Please restate the data exactly, from the first line to the last.

[Stored data]
—————
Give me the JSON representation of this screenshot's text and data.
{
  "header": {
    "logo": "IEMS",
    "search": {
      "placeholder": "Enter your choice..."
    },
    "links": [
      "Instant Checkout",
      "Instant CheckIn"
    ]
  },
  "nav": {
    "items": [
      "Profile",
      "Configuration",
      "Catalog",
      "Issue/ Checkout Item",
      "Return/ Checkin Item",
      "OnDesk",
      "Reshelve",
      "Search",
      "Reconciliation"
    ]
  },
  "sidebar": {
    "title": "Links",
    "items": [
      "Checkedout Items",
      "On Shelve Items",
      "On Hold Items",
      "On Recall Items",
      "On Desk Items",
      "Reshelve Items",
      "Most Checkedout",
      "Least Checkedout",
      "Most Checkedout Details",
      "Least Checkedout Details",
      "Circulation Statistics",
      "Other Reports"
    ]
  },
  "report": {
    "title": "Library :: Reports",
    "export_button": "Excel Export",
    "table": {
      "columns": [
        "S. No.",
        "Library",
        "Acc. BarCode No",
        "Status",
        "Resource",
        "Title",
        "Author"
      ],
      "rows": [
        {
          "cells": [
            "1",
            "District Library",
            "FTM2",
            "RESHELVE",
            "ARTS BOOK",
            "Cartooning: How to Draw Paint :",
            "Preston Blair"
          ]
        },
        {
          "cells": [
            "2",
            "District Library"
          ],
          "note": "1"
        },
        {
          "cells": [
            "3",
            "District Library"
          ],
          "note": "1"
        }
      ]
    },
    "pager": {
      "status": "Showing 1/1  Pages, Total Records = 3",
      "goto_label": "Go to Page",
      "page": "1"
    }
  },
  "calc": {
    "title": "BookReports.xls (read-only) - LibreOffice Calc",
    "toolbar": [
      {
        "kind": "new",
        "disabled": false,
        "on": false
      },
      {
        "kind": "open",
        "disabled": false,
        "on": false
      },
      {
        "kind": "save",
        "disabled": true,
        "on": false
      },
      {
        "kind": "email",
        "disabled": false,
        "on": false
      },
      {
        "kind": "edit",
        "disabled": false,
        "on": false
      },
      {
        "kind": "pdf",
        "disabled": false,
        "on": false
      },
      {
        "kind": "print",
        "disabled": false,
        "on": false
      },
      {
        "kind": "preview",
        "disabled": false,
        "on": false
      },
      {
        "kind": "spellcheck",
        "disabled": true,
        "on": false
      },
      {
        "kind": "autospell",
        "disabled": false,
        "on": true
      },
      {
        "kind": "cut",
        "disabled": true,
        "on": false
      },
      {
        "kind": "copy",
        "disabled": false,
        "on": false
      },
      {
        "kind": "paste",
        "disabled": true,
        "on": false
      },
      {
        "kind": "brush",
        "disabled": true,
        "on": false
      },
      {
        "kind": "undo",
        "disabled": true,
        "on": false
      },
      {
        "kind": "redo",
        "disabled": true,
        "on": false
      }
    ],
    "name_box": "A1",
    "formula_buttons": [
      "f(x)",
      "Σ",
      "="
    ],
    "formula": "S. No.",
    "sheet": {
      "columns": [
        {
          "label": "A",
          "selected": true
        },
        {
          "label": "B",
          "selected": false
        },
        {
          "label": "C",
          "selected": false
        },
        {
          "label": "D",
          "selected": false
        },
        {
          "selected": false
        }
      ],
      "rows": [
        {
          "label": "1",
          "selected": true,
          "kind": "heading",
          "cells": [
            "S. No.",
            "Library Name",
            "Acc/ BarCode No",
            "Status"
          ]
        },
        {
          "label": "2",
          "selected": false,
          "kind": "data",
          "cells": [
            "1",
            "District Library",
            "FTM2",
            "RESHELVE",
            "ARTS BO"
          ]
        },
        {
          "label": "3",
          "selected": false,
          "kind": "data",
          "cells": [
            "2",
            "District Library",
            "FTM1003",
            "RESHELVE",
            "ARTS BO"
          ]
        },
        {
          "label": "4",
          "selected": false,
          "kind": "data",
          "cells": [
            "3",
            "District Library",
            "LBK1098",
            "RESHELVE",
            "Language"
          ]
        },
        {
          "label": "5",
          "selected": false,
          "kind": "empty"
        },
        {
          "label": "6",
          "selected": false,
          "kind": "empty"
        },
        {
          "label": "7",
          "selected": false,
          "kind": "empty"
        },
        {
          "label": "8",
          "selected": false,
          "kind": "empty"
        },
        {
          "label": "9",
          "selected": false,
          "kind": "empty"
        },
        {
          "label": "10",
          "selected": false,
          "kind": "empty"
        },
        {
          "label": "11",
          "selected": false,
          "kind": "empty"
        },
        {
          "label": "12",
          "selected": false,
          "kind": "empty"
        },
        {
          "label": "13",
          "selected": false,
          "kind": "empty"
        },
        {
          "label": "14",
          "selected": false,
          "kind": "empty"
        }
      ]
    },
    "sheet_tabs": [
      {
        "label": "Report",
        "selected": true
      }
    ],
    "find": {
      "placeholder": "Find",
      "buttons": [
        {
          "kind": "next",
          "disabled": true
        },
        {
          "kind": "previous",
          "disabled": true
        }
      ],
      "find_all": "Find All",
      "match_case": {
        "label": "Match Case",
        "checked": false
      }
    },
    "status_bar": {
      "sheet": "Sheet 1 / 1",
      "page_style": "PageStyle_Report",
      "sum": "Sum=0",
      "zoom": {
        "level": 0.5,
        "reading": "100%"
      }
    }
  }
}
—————
**Task answer:**
Give me the JSON representation of this screenshot's text and data.
{
  "header": {
    "logo": "IEMS",
    "search": {
      "placeholder": "Enter your choice..."
    },
    "links": [
      "Instant Checkout",
      "Instant CheckIn"
    ]
  },
  "nav": {
    "items": [
      "Profile",
      "Configuration",
      "Catalog",
      "Issue/ Checkout Item",
      "Return/ Checkin Item",
      "OnDesk",
      "Reshelve",
      "Search",
      "Reconciliation"
    ]
  },
  "sidebar": {
    "title": "Links",
    "items": [
      "Checkedout Items",
      "On Shelve Items",
      "On Hold Items",
      "On Recall Items",
      "On Desk Items",
      "Reshelve Items",
      "Most Checkedout",
      "Least Checkedout",
      "Most Checkedout Details",
      "Least Checkedout Details",
      "Circulation Statistics",
      "Other Reports"
    ]
  },
  "report": {
    "title": "Library :: Reports",
    "export_button": "Excel Export",
    "table": {
      "columns": [
        "S. No.",
        "Library",
        "Acc. BarCode No",
        "Status",
        "Resource",
        "Title",
        "Author"
      ],
      "rows": [
        {
          "cells": [
            "1",
            "District Library",
            "FTM2",
            "RESHELVE",
            "ARTS BOOK",
            "Cartooning: How to Draw Paint :",
            "Preston Blair"
          ]
        },
        {
          "cells": [
            "2",
            "District Library"
          ],
          "note": "1"
        },
        {
          "cells": [
            "3",
            "District Library"
          ],
          "note": "1"
        }
      ]
    },
    "pager": {
      "status": "Showing 1/1  Pages, Total Records = 3",
      "goto_label": "Go to Page",
      "page": "1"
    }
  },
  "calc": {
    "title": "BookReports.xls (read-only) - LibreOffice Calc",
    "toolbar": [
      {
        "kind": "new",
        "disabled": false,
        "on": false
      },
      {
        "kind": "open",
        "disabled": false,
        "on": false
      },
      {
        "kind": "save",
        "disabled": true,
        "on": false
      },
      {
        "kind": "email",
        "disabled": false,
        "on": false
      },
      {
        "kind": "edit",
        "disabled": false,
        "on": false
      },
      {
        "kind": "pdf",
        "disabled": false,
        "on": false
      },
      {
        "kind": "print",
        "disabled": false,
        "on": false
      },
      {
        "kind": "preview",
        "disabled": false,
        "on": false
      },
      {
        "kind": "spellcheck",
        "disabled": true,
        "on": false
      },
      {
        "kind": "autospell",
        "disabled": false,
        "on": true
      },
      {
        "kind": "cut",
        "disabled": true,
        "on": false
      },
      {
        "kind": "copy",
        "disabled": false,
        "on": false
      },
      {
        "kind": "paste",
        "disabled": true,
        "on": false
      },
      {
        "kind": "brush",
        "disabled": true,
        "on": false
      },
      {
        "kind": "undo",
        "disabled": true,
        "on": false
      },
      {
        "kind": "redo",
        "disabled": true,
        "on": false
      }
    ],
    "name_box": "A1",
    "formula_buttons": [
      "f(x)",
      "Σ",
      "="
    ],
    "formula": "S. No.",
    "sheet": {
      "columns": [
        {
          "label": "A",
          "selected": true
        },
        {
          "label": "B",
          "selected": false
        },
        {
          "label": "C",
          "selected": false
        },
        {
          "label": "D",
          "selected": false
        },
        {
          "selected": false
        }
      ],
      "rows": [
        {
          "label": "1",
          "selected": true,
          "kind": "heading",
          "cells": [
            "S. No.",
            "Library Name",
            "Acc/ BarCode No",
            "Status"
          ]
        },
        {
          "label": "2",
          "selected": false,
          "kind": "data",
          "cells": [
            "1",
            "District Library",
            "FTM2",
            "RESHELVE",
            "ARTS BO"
          ]
        },
        {
          "label": "3",
          "selected": false,
          "kind": "data",
          "cells": [
            "2",
            "District Library",
            "FTM1003",
            "RESHELVE",
            "ARTS BO"
          ]
        },
        {
          "label": "4",
          "selected": false,
          "kind": "data",
          "cells": [
            "3",
            "District Library",
            "LBK1098",
            "RESHELVE",
            "Language"
          ]
        },
        {
          "label": "5",
          "selected": false,
          "kind": "empty"
        },
        {
          "label": "6",
          "selected": false,
          "kind": "empty"
        },
        {
          "label": "7",
          "selected": false,
          "kind": "empty"
        },
        {
          "label": "8",
          "selected": false,
          "kind": "empty"
        },
        {
          "label": "9",
          "selected": false,
          "kind": "empty"
        },
        {
          "label": "10",
          "selected": false,
          "kind": "empty"
        },
        {
          "label": "11",
          "selected": false,
          "kind": "empty"
        },
        {
          "label": "12",
          "selected": false,
          "kind": "empty"
        },
        {
          "label": "13",
          "selected": false,
          "kind": "empty"
        },
        {
          "label": "14",
          "selected": false,
          "kind": "empty"
        }
      ]
    },
    "sheet_tabs": [
      {
        "label": "Report",
        "selected": true
      }
    ],
    "find": {
      "placeholder": "Find",
      "buttons": [
        {
          "kind": "next",
          "disabled": true
        },
        {
          "kind": "previous",
          "disabled": true
        }
      ],
      "find_all": "Find All",
      "match_case": {
        "label": "Match Case",
        "checked": false
      }
    },
    "status_bar": {
      "sheet": "Sheet 1 / 1",
      "page_style": "PageStyle_Report",
      "sum": "Sum=0",
      "zoom": {
        "level": 0.5,
        "reading": "100%"
      }
    }
  }
}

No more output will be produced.